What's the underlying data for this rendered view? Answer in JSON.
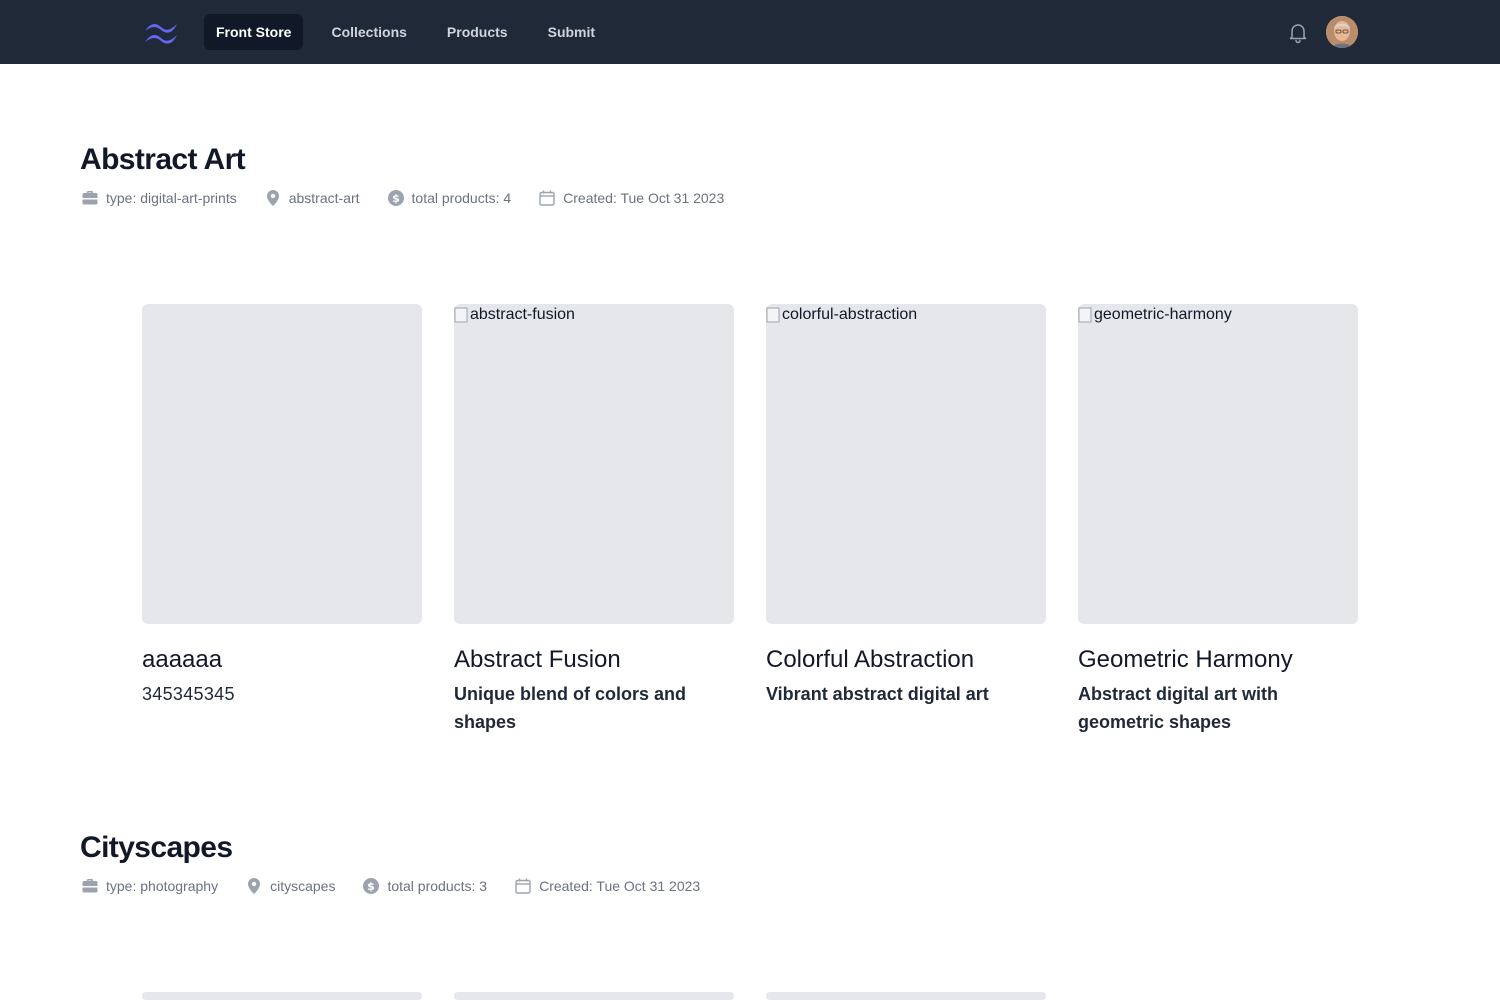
{
  "nav": {
    "items": [
      {
        "label": "Front Store",
        "active": true
      },
      {
        "label": "Collections",
        "active": false
      },
      {
        "label": "Products",
        "active": false
      },
      {
        "label": "Submit",
        "active": false
      }
    ]
  },
  "icons": {
    "logo": "tailwind-logo-icon",
    "notifications": "bell-icon",
    "type": "briefcase-icon",
    "slug": "location-pin-icon",
    "total": "dollar-circle-icon",
    "created": "calendar-icon"
  },
  "colors": {
    "nav_bg": "#1f2937",
    "nav_active_bg": "#111827",
    "logo": "#6366f1",
    "image_placeholder": "#e5e7eb",
    "meta_text": "#6b7280"
  },
  "collections": [
    {
      "title": "Abstract Art",
      "meta": {
        "type": "type: digital-art-prints",
        "slug": "abstract-art",
        "total": "total products: 4",
        "created": "Created: Tue Oct 31 2023"
      },
      "products": [
        {
          "image_alt": "",
          "name": "aaaaaa",
          "description": "345345345"
        },
        {
          "image_alt": "abstract-fusion",
          "name": "Abstract Fusion",
          "description": "Unique blend of colors and shapes"
        },
        {
          "image_alt": "colorful-abstraction",
          "name": "Colorful Abstraction",
          "description": "Vibrant abstract digital art"
        },
        {
          "image_alt": "geometric-harmony",
          "name": "Geometric Harmony",
          "description": "Abstract digital art with geometric shapes"
        }
      ]
    },
    {
      "title": "Cityscapes",
      "meta": {
        "type": "type: photography",
        "slug": "cityscapes",
        "total": "total products: 3",
        "created": "Created: Tue Oct 31 2023"
      }
    }
  ]
}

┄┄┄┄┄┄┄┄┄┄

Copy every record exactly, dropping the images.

What's the underlying data for this rendered view? Answer in JSON.
{
  "nav": {
    "items": [
      {
        "label": "Front Store",
        "active": true
      },
      {
        "label": "Collections",
        "active": false
      },
      {
        "label": "Products",
        "active": false
      },
      {
        "label": "Submit",
        "active": false
      }
    ]
  },
  "icons": {
    "logo": "tailwind-logo-icon",
    "notifications": "bell-icon",
    "type": "briefcase-icon",
    "slug": "location-pin-icon",
    "total": "dollar-circle-icon",
    "created": "calendar-icon"
  },
  "colors": {
    "nav_bg": "#1f2937",
    "nav_active_bg": "#111827",
    "logo": "#6366f1",
    "image_placeholder": "#e5e7eb",
    "meta_text": "#6b7280"
  },
  "collections": [
    {
      "title": "Abstract Art",
      "meta": {
        "type": "type: digital-art-prints",
        "slug": "abstract-art",
        "total": "total products: 4",
        "created": "Created: Tue Oct 31 2023"
      },
      "products": [
        {
          "image_alt": "",
          "name": "aaaaaa",
          "description": "345345345"
        },
        {
          "image_alt": "abstract-fusion",
          "name": "Abstract Fusion",
          "description": "Unique blend of colors and shapes"
        },
        {
          "image_alt": "colorful-abstraction",
          "name": "Colorful Abstraction",
          "description": "Vibrant abstract digital art"
        },
        {
          "image_alt": "geometric-harmony",
          "name": "Geometric Harmony",
          "description": "Abstract digital art with geometric shapes"
        }
      ]
    },
    {
      "title": "Cityscapes",
      "meta": {
        "type": "type: photography",
        "slug": "cityscapes",
        "total": "total products: 3",
        "created": "Created: Tue Oct 31 2023"
      }
    }
  ]
}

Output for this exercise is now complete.